Sunil, who moved to London for university in 2016, says it took moving away from Ipswich for a couple of years to reach a point where she was no longer ashamed of her Crohn’s. Even her new university friends didn’t understand why she needed an en suite bathroom – until they witnessed how ill she could get.
“People don’t always understand because it’s an invisible condition,” she says. “Sometimes, people think I’m overreacting because I look healthy on the outside. But one of the side effects of Crohn’s is that when I need the toilet, it is a matter of urgency and I need to make a run for it.”
It’s for this reason that people with Crohn’s are able to use disabled toilets. Sunil has a ‘Can’t Wait’ card from the charity Crohn’s & Colitis UK, which she can show people, though she adds: “I know I can’t singlehandedly change the establishment and that I don’t have to prove to anyone that I am worthy of using a disabled toilet.”
In July this year, Sunil successfully graduated from Queen Mary University with a first class degree in accounting and management and now works in the city. “While I was doing my GCSEs and A-Levels, I couldn’t give them my best shot because of my illness,” she explains. “So I was determined to get a first in my degree and worked so hard for it.”
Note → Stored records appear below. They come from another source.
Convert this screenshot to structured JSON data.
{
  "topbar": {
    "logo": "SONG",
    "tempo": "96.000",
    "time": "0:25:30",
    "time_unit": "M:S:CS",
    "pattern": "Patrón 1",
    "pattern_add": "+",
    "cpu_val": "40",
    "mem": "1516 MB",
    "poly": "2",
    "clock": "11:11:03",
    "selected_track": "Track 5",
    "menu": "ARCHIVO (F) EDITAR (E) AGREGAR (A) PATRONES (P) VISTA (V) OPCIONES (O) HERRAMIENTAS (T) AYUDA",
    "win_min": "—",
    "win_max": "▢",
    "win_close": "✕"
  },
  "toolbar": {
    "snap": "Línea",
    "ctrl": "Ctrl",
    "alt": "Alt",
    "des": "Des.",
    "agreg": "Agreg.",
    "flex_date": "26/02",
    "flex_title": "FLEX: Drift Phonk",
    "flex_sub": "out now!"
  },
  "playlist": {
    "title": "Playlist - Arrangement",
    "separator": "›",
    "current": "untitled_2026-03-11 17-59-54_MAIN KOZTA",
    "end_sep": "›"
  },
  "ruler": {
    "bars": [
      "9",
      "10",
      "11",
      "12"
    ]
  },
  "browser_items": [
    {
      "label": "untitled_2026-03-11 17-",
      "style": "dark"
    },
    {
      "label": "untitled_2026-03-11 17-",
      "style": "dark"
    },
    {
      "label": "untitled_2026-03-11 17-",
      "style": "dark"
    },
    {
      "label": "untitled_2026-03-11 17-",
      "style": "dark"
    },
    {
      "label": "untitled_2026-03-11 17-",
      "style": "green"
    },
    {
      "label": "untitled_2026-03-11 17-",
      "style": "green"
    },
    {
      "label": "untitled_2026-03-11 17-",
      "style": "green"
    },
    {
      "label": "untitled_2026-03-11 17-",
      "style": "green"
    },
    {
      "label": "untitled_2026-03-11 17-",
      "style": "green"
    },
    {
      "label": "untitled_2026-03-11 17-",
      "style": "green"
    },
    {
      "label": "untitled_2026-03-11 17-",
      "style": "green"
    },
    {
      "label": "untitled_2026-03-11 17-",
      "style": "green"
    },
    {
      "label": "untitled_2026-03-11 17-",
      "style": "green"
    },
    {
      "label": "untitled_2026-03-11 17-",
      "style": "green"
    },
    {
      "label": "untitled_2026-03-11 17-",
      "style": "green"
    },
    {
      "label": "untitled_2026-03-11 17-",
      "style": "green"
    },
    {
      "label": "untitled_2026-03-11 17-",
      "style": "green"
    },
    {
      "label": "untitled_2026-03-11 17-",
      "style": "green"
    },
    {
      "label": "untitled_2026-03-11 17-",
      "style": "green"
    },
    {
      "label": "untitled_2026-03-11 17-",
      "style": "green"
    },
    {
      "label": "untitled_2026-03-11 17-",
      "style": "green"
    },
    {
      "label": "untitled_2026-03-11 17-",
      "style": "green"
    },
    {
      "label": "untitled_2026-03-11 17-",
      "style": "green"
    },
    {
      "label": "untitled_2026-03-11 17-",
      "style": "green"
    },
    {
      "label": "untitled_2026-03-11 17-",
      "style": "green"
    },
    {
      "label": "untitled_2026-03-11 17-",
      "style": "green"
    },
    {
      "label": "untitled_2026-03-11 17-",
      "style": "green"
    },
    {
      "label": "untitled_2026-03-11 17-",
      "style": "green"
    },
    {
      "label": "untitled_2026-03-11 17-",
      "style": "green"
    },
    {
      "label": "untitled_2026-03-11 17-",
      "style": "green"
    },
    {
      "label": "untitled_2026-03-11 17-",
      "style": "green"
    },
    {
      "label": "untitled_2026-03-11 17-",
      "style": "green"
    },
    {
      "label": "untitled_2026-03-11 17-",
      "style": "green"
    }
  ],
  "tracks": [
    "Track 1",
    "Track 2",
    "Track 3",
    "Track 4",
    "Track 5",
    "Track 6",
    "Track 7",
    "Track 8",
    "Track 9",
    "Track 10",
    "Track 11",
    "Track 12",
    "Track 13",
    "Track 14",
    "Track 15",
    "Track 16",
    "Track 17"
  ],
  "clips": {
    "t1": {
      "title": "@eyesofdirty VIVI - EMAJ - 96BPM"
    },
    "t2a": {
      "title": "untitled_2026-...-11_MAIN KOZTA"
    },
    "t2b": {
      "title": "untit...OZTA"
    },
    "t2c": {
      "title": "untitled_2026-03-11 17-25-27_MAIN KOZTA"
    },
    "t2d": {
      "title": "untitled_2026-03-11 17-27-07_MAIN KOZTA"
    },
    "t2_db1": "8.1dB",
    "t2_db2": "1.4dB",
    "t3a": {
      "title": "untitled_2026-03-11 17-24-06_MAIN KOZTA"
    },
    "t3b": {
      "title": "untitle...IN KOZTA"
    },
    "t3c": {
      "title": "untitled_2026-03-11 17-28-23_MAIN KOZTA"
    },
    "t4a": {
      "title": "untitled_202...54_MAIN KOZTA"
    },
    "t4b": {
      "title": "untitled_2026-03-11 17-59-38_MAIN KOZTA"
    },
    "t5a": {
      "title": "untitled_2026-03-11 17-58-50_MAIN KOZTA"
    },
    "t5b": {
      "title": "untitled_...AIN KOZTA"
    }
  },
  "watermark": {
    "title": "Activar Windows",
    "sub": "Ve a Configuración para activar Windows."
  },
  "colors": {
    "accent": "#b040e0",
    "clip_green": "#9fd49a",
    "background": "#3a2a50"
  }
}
Sunil is now self-managing her Crohn’s, making changes to her lifestyle including not drinking coffee or alcohol and not eating meat. She loves Bollywood dancing and is back doing it after being forced to stop for many years because of her illness – she describes this as feeling like “a slap in the face” to those who said she would never dance again.
“These comments are borne out of ignorance,” she says, adding that she hopes a more honest conversation will break down stigma both within her culture and among people like the woman who racially abused her at the airport.
“I don’t want another girl in the Indian community to feel isolated and as though she is fighting this all by herself,” she says. “Now, if someone makes comments about my weight, I will call them out about it and explain about Crohn’s Disease.
“And if I need the toilet, I’m not shy to announce it as I’m no longer ashamed.”
Ultimately, the abuse has given her a thicker skin and made her more confident. “I’m a Crohnnie and I’m doing exactly what I want to be doing. I fight through pain and side effects because I’m so much more than just my Crohn’s.”
CROHN’S AND COLITIS
Crohn’s Disease and Ulcerative Colitis are two forms of Inflammatory Bowel Disease, both lifelong conditions. When you have Crohn’s or Colitis, your immune system doesn’t work properly and the body starts attacking itself causing ulcers and inflammation. There are at least 300,000 people in the UK with Crohn’s or Colitis – but there’s growing evidence that the number is almost double this. For information and support, contact Crohn’s & Colitis UK via www.crohnsandcolitis.org.uk/
support or call 0300 222 5700.